Meeting Our Role Model
January 22, 2011
School of Business, Bengaluru
Amrita students recently had the opportunity to meet with a celebrated business leader of our times. Given below is their report of the meeting.
As students, we all have role models who we look up to, who motivate us to do our best. But how often do we actually get the opportunity to meet them in person and interact with them?
For the three of us, first- and second-year students of MBA-MS at Bangalore, it was a like a dream come true when we met the legendary founder of MindTree, Mr. Subrato Bagchi.
The meeting was in connection to a project being spearheaded by Prof. Jay Misra of Amrita, for the development of business cases to be used in our curricula.
MindTree is a mid-sized IT services company based in Bangalore and the Amrita business case will document its best practices.
First we met with Mr. Sagar Paul, Chief Knowledge Officer, at MindTree. Mr. Paul is responsible for the effective management of ideas, new processes and managing knowledge right from creation to application.
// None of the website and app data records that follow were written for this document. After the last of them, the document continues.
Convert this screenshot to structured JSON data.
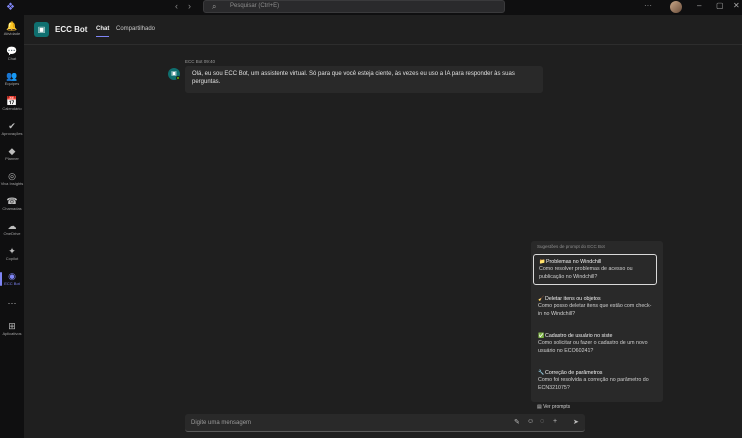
{
  "titlebar": {
    "search_placeholder": "Pesquisar (Ctrl+E)",
    "colors": {
      "accent": "#7f85f5"
    }
  },
  "rail": {
    "items": [
      {
        "label": "Atividade",
        "icon": "bell-icon",
        "glyph": "🔔"
      },
      {
        "label": "Chat",
        "icon": "chat-icon",
        "glyph": "💬"
      },
      {
        "label": "Equipes",
        "icon": "teams-icon",
        "glyph": "👥"
      },
      {
        "label": "Calendário",
        "icon": "calendar-icon",
        "glyph": "📅"
      },
      {
        "label": "Aprovações",
        "icon": "approvals-icon",
        "glyph": "✔"
      },
      {
        "label": "Planner",
        "icon": "planner-icon",
        "glyph": "◆"
      },
      {
        "label": "Viva Insights",
        "icon": "insights-icon",
        "glyph": "◎"
      },
      {
        "label": "Chamadas",
        "icon": "phone-icon",
        "glyph": "☎"
      },
      {
        "label": "OneDrive",
        "icon": "cloud-icon",
        "glyph": "☁"
      },
      {
        "label": "Copilot",
        "icon": "copilot-icon",
        "glyph": "✦"
      },
      {
        "label": "ECC Bot",
        "icon": "bot-icon",
        "glyph": "◉"
      },
      {
        "label": "",
        "icon": "more-icon",
        "glyph": "···"
      },
      {
        "label": "Aplicativos",
        "icon": "apps-icon",
        "glyph": "⊞"
      }
    ]
  },
  "header": {
    "title": "ECC Bot",
    "tabs": [
      "Chat",
      "Compartilhado"
    ]
  },
  "message": {
    "sender": "ECC Bot",
    "time": "09:40",
    "text": "Olá, eu sou ECC Bot, um assistente virtual. Só para que você esteja ciente, às vezes eu uso a IA para responder às suas perguntas."
  },
  "suggestions": {
    "heading": "Sugestões de prompt do ECC Bot",
    "items": [
      {
        "emoji": "📁",
        "title": "Problemas no Windchill",
        "desc": "Como resolver problemas de acesso ou publicação no Windchill?"
      },
      {
        "emoji": "🧹",
        "title": "Deletar itens ou objetos",
        "desc": "Como posso deletar itens que estão com check-in no Windchill?"
      },
      {
        "emoji": "✅",
        "title": "Cadastro de usuário no siste",
        "desc": "Como solicitar ou fazer o cadastro de um novo usuário no ECO60241?"
      },
      {
        "emoji": "🔧",
        "title": "Correção de parâmetros",
        "desc": "Como foi resolvida a correção no parâmetro do ECN321075?"
      }
    ],
    "footer": "Ver prompts"
  },
  "compose": {
    "placeholder": "Digite uma mensagem"
  }
}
Next was the meeting with Mr. Bagchi himself. We knew him as the best-selling author of three books viz. Go Kiss The World, The World is Flat and The Professional. We knew that he derived inspiration from none other than his parents – his mother who taught him qualities such as inclusion and empathy and his father who exposed him to the idea of a global environment since the tender age of five.
During the meeting we saw many more facets of the man.
Emphasizing that success we see today is only in the materialistic sense i.e., earning a big salary and maintaining a high standard of living, Mr. Bagchi noted that the real idea or definition of success comes from building a legacy for the next generation and doing extraordinary things for ordinary people.
“These are not my ideas,” he was quick to point out. “These come from great people who became the instruments of change for India since the very beginning of time, and I salute them in all humility.”
“Who is a professional?” we asked him.
Metaphorically answering, he said, “A professional is like a municipal pipe. The pipe’s work is to be a channel for the community and for those who need water to quench their thirst. It is not for the the pipe to quench its own thirst.”
“Aspiring young professionals should take into account that only living with integrity will bring them self-awareness; this is lacking in a lot of budding professionals today.”
Before the meeting ended, he gave us a mantra for self-awareness. “We all have to be observant of what is going on around us, we have to be aware of our body’s actions vis-a-vis our mind and its thoughts, analyzing what we do, whether it is right or wrong.”
“Lastly, we should be firmly grounded in our roots. This is the one-point agenda for success in creating a work-life balance.”
- Apoorv Singhal, Ganesh Janikraman and Sri Sobhita Settaluri